The first scientific classification of skin colour was made by Felix von Luschan, an Austrian anthropologist who spent most of his career in Berlin before the First World War. He created what is known as ‘the von Luschan chromatic scale’ which divided skin colour into 36 shades. He created 36 opaque glass tiles, each coloured with a different skin shade, which could be held against a person’s skin to determine their number on the scale. Given the era, you will not be surprised to hear that this all had a racist overtone. Von Luschan was a member of the German Society for Racial Hygiene – ‘hygiene’ meaning cleansing the Nordic races by sterilisation and other techniques. Nonetheless, von Luschan’s classification of skin types remains.

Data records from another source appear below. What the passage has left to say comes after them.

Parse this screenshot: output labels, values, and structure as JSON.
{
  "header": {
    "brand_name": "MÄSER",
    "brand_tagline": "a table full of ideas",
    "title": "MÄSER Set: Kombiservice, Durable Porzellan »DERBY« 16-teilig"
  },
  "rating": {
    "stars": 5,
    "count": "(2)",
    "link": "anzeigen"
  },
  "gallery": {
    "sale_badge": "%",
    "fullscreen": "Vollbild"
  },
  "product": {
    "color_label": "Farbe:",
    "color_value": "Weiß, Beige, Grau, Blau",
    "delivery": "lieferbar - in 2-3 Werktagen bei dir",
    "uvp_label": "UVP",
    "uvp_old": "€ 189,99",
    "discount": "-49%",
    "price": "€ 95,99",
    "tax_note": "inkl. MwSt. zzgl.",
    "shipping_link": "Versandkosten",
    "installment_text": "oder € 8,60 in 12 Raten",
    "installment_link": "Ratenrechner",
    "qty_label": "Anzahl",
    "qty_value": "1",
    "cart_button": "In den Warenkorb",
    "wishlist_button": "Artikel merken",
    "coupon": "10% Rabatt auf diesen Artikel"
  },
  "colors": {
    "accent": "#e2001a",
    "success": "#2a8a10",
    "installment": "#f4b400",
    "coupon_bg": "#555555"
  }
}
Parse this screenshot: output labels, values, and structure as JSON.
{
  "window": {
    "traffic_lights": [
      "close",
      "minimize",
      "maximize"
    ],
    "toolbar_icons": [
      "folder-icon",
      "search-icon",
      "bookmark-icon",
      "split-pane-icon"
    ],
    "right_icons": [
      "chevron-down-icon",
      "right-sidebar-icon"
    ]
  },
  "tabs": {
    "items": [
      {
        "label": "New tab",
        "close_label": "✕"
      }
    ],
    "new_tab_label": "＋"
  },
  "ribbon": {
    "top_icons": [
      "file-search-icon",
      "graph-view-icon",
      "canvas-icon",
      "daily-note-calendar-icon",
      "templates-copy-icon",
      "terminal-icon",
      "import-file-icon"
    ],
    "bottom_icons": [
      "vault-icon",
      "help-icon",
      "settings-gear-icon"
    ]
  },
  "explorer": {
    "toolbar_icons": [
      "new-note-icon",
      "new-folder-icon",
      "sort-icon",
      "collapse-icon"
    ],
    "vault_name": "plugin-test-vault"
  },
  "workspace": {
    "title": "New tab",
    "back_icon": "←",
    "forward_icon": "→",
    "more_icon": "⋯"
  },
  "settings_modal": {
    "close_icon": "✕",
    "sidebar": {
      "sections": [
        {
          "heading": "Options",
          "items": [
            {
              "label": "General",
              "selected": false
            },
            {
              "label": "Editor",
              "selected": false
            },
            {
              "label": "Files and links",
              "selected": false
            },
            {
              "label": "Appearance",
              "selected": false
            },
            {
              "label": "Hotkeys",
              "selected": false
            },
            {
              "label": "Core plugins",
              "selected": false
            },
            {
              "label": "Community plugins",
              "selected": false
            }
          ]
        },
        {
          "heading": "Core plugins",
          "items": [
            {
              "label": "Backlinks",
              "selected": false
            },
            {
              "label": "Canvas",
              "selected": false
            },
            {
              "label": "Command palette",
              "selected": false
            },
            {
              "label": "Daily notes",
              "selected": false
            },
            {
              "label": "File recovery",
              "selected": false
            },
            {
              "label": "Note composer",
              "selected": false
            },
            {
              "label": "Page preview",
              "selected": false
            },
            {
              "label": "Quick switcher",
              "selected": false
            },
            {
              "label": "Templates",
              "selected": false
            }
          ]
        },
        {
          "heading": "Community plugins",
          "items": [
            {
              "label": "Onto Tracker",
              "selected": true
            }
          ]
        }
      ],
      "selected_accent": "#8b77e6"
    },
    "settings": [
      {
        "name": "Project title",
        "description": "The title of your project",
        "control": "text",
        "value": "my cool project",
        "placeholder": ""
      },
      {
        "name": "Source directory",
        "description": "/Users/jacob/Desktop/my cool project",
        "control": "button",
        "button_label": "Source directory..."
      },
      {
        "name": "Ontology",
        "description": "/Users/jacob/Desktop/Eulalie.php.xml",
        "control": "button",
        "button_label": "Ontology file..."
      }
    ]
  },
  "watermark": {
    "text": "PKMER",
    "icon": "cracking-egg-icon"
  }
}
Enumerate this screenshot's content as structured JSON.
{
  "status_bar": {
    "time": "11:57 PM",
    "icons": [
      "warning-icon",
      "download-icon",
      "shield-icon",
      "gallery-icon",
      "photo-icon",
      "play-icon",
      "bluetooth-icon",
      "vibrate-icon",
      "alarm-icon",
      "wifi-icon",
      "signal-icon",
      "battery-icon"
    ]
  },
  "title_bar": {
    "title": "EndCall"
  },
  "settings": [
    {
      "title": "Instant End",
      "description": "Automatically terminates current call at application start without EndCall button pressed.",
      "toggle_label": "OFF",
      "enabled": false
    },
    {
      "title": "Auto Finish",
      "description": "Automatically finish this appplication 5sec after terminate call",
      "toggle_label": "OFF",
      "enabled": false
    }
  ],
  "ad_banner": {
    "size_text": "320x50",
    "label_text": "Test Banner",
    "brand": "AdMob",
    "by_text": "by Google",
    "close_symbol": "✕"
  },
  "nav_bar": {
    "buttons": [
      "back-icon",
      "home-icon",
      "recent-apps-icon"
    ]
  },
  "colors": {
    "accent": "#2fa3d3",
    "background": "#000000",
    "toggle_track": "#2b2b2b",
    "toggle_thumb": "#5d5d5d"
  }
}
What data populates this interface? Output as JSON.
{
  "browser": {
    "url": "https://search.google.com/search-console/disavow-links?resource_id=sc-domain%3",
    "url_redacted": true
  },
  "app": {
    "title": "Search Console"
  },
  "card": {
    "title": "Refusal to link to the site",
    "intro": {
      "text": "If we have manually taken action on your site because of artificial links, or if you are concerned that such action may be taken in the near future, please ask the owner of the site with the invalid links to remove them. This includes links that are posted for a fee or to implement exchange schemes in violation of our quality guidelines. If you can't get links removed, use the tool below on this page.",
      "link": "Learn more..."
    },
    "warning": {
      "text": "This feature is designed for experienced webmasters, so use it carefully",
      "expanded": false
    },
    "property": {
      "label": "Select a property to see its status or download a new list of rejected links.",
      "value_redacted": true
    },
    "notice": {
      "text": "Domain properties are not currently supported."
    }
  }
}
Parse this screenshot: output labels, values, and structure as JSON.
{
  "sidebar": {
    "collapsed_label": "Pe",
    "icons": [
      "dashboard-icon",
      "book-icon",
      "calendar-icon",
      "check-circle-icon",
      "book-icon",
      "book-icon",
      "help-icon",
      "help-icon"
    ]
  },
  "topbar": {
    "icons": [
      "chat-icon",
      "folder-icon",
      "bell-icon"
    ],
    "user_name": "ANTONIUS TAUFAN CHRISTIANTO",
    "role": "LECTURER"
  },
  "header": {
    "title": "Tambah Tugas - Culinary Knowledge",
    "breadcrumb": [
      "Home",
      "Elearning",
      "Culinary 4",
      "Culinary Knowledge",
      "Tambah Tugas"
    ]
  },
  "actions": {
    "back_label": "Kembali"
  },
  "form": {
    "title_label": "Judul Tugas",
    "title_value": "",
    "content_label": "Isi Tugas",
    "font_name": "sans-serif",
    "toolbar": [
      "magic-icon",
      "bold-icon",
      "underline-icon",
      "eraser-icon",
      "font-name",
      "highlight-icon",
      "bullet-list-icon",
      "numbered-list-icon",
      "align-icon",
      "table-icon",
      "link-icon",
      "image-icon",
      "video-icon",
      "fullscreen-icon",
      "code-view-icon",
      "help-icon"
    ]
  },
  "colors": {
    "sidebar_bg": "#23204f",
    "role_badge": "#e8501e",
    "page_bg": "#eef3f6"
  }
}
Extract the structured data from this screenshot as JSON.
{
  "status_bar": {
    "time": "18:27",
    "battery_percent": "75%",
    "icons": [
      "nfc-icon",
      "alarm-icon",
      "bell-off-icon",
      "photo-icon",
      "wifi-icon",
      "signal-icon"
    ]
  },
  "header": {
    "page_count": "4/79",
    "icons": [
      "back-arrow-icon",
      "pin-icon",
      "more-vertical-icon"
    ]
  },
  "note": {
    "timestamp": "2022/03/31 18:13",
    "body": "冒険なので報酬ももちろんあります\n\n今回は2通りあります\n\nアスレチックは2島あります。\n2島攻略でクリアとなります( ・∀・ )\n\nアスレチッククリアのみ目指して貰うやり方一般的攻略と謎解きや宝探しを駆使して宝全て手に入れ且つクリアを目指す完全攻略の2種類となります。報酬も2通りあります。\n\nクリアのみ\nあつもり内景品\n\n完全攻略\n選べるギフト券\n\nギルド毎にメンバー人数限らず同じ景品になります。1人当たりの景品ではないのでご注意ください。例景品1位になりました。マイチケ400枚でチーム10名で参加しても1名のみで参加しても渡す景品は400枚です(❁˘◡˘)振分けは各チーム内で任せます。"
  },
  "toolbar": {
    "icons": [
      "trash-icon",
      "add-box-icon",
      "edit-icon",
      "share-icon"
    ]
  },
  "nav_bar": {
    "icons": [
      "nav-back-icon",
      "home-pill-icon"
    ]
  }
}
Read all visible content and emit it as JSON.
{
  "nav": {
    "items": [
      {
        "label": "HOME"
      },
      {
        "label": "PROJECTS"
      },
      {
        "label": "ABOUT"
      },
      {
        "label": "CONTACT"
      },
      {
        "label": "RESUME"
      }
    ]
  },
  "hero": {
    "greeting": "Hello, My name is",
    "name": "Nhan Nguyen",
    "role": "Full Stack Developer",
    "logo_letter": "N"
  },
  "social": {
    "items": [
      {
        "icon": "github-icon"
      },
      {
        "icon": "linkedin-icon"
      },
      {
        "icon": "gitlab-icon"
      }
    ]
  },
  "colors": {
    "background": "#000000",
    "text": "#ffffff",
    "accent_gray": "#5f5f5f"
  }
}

The next step in skin type classification was taken by Thomas B Fitzpatrick, a 20th century dermatologist. Much of his research work was to do with the effects of sunburn on the development of melanomas (skin cancers), and on the production of sunscreens. In 1975, he devised his own scale of skin colour types, called ‘the Fitzpatrick scale’, as shown below. This incorporates the earlier von Luschan classification (shown in brackets).
- Type I (scores 0–6). This type of skin always burns, and never tans (pale white; blond or red hair; blue eyes; freckles).
- Type II (scores 7–13) This type of skin usually burns, and tans minimally (white; fair; blond or red hair; blue, green, or hazel eyes)
- Type III (scores 14–20) This type of skin sometimes suffers mild burns, but tans uniformly (cream white; fair with any hair or eye color)
- Type IV (scores 21–27) This type of skin burns minimally, but always tans well (moderate brown)
- Type V (scores 28–34) This type of skin very rarely burns, but tans very easily (dark brown)
- Type VI (scores 35–36) This type of skin never burns, and never tans (deeply pigmented dark brown to darkest brown).
This all has significance in the modern day ’emojis’. If you send and receive lots of texts, you’re probably very familiar with ‘smileys’ and other pictorial representations, such as ’emoticons’. Emoticons are human expressions represented by typeable characters e.g. 🙂 and 🙁 . Unicode is a system for coding standardised characters and pictures of things in a numerical and alphabetical system. One manifestation of this is the Wingdings or Dingbat fonts on your computer.
The Unicode system includes 49 emojis that represent people or body parts. These can then be altered by ‘modify characters’ to show different skin colours, according to the Fitzpatrick scale. Here’s an example of some of them.
It has been suggested that this also has racial overtones. But it seems very reasonable to me that the whole world does not wish to find itself represented as white Anglo-Saxons.
I am sure Jesus, as an IF47C, is fed up with Western Art portraying him as a blond FITZ-1-2, and would prefer to be portrayed as an FITZ-4-5.